November 29, 2012
The Institute for Illinois’ Fiscal Sustainability released a new report today that provides an overview of the condition and funding of Illinois infrastructure. As discussed in a previous post, one of the report’s functions is to compile needs assessments from a number of public agencies to provide an aggregate evaluation of the state of Illinois’ infrastructure, from drinking water to roads to rails. In addition, the report highlights gaps in available data, examines how capital is financed in Illinois and looks at risk factors.
The largest information gap identified by the report is the lack of a capital improvement plan (CIP) for the State of Illinois. In addition to the problems that have been identified in several previous posts related to the State’s ongoing lack of a centralized plan for its infrastructure, without a CIP there is additionally no centralized database or report providing comprehensive information about infrastructure condition or needs. Thus, the report pieces together information of varying quantity and detail from various agencies and governments.
The capital financing section of the report summarizes the various means by which the State, the Regional Transportation Authority (RTA) and other authorities raise funding for capital needs. Those sources include federal funds, bonds, gambling and various taxes on everything from personal hygiene products to car rentals. The report also reviews the future of capital funding given current and projected trends.
The risk factors identified in the report include a significant backlog of capital needs for public transit in Northeast Illinois. The condition of the RTA’s assets is poor as evaluated in the organization’s condition assessment report, with many stations and trains beyond their usable lives. Additionally, the Chicago Transit Authority, Metra and Pace, the three organizations overseen by RTA, reported a combined $13.3 billion in capital needs related to “backlog” costs to replace assets with an age greater than their useful life.

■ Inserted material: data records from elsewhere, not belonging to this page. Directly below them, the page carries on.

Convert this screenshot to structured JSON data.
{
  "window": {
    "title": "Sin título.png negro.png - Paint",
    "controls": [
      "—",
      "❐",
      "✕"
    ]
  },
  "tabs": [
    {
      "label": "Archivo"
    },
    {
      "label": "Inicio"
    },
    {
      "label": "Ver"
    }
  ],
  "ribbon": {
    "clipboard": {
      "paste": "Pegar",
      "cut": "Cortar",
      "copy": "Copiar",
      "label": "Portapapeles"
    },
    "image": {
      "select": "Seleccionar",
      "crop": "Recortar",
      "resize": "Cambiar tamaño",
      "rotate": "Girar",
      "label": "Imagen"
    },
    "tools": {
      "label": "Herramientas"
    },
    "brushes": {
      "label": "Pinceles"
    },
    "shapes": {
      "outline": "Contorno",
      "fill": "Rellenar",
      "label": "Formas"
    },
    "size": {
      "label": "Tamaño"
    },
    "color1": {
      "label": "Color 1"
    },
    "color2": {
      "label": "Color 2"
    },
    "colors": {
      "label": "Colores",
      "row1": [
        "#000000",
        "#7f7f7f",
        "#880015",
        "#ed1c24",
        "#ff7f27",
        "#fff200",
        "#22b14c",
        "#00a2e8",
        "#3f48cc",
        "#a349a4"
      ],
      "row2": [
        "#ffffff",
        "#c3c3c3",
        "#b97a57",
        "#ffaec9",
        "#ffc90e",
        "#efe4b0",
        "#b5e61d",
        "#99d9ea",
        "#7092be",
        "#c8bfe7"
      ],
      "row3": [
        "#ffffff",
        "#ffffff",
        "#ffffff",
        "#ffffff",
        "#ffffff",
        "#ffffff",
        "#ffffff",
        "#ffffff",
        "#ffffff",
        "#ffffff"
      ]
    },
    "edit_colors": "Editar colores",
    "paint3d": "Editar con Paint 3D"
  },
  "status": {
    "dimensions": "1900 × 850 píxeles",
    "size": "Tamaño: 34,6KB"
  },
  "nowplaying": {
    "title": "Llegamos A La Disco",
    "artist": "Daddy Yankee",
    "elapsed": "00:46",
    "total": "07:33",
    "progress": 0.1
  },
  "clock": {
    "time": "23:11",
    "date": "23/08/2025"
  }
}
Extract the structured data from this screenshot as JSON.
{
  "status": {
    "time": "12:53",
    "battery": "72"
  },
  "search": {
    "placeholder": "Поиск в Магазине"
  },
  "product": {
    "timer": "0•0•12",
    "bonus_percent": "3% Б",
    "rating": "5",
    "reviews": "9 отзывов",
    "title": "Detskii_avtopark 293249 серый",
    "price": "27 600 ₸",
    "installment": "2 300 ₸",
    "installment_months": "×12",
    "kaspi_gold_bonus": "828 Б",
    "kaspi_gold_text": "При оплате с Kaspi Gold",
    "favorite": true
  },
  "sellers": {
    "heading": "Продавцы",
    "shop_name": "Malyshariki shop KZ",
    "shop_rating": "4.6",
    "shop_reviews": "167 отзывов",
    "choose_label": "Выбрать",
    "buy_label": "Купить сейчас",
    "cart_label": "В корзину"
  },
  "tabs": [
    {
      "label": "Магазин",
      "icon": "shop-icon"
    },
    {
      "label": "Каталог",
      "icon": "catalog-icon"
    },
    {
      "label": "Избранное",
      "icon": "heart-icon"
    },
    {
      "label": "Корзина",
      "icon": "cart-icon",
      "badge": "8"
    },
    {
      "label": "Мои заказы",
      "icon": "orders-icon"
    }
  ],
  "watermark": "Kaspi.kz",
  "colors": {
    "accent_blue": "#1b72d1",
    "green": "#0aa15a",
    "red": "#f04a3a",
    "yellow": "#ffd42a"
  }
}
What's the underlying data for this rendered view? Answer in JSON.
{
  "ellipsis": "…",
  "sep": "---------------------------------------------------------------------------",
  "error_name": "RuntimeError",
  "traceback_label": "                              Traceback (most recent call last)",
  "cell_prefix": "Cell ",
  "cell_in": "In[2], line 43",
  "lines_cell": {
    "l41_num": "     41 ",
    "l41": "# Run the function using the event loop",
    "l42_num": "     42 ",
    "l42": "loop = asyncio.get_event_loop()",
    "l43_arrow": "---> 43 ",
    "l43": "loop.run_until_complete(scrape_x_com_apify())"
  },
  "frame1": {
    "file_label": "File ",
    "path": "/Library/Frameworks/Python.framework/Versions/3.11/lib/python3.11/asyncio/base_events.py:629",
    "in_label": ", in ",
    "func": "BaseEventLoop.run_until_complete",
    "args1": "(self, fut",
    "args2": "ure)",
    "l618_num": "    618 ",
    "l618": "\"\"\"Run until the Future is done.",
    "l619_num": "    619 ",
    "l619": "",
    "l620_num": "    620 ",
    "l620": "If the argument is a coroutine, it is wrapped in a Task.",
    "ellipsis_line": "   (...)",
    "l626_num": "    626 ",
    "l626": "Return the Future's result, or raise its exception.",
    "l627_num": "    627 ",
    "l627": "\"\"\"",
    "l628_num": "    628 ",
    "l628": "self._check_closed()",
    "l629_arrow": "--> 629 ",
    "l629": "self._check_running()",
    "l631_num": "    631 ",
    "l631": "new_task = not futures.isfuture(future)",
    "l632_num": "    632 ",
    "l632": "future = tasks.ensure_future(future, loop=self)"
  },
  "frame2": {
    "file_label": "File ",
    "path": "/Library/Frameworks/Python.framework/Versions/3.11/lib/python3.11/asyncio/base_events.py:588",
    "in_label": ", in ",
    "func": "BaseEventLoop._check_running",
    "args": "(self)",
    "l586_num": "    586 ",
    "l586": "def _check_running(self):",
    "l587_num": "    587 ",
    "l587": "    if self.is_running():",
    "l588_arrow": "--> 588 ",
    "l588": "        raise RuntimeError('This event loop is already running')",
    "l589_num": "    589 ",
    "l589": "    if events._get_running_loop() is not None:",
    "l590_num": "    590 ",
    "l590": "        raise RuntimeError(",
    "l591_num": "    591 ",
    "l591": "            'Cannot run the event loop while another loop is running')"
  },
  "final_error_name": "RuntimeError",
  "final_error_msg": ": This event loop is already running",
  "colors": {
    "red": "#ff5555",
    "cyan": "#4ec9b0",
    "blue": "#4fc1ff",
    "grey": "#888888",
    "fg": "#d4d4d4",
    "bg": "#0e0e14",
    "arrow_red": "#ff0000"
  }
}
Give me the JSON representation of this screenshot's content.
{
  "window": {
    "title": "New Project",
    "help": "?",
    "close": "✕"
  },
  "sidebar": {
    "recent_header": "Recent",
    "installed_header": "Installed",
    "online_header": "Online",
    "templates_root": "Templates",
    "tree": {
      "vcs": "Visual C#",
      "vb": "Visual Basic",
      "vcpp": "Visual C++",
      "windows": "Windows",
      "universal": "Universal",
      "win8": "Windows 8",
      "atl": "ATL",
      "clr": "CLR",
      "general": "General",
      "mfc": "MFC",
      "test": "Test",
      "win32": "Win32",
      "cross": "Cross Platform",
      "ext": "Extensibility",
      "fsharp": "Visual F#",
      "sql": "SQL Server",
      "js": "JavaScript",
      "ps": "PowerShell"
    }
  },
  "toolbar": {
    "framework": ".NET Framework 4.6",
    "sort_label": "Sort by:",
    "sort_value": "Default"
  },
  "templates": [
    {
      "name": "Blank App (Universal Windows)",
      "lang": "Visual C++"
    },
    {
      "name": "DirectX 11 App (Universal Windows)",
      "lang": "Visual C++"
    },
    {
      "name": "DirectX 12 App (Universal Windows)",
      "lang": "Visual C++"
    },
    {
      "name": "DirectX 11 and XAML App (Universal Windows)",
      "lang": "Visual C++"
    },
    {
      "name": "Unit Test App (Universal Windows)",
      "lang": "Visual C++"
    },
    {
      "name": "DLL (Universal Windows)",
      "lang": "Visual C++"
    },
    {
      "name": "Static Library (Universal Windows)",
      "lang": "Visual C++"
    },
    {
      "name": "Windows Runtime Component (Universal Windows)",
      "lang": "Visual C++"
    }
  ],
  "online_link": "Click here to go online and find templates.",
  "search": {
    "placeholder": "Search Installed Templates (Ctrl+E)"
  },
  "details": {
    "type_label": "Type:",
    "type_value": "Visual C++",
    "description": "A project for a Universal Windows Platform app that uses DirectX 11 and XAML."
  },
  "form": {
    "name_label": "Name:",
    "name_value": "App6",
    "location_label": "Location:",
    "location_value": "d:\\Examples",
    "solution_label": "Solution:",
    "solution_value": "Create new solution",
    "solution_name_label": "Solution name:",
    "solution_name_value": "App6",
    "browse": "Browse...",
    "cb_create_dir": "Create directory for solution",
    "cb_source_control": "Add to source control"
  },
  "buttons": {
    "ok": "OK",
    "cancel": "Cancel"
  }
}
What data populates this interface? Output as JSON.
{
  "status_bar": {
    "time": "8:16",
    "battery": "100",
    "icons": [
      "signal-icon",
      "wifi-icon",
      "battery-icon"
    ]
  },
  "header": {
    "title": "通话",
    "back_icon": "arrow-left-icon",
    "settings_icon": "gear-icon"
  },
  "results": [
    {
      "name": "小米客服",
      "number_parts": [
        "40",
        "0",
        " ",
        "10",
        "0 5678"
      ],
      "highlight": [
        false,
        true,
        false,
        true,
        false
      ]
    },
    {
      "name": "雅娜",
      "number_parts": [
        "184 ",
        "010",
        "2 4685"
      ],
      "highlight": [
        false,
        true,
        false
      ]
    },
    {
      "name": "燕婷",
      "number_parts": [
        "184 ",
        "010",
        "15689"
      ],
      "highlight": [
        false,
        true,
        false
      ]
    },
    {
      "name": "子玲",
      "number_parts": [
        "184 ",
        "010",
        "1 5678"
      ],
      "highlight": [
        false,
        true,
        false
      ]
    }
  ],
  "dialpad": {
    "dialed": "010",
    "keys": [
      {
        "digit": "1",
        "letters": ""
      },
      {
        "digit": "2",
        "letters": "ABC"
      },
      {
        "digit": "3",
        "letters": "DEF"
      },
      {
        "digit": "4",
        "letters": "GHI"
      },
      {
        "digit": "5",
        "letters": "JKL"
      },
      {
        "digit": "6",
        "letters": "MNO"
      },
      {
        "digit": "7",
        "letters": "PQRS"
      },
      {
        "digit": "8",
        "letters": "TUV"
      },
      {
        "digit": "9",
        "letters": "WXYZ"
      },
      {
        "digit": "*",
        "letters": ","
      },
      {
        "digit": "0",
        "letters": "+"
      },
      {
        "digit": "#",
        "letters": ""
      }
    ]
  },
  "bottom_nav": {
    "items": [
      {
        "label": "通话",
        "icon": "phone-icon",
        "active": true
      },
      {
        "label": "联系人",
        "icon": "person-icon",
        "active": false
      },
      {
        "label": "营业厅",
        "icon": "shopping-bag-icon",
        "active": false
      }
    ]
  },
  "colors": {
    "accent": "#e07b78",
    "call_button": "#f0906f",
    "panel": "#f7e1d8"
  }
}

The Civic Federation produced the overview of Illinois infrastructure as part of the State Budget Crisis Task Force report on Illinois.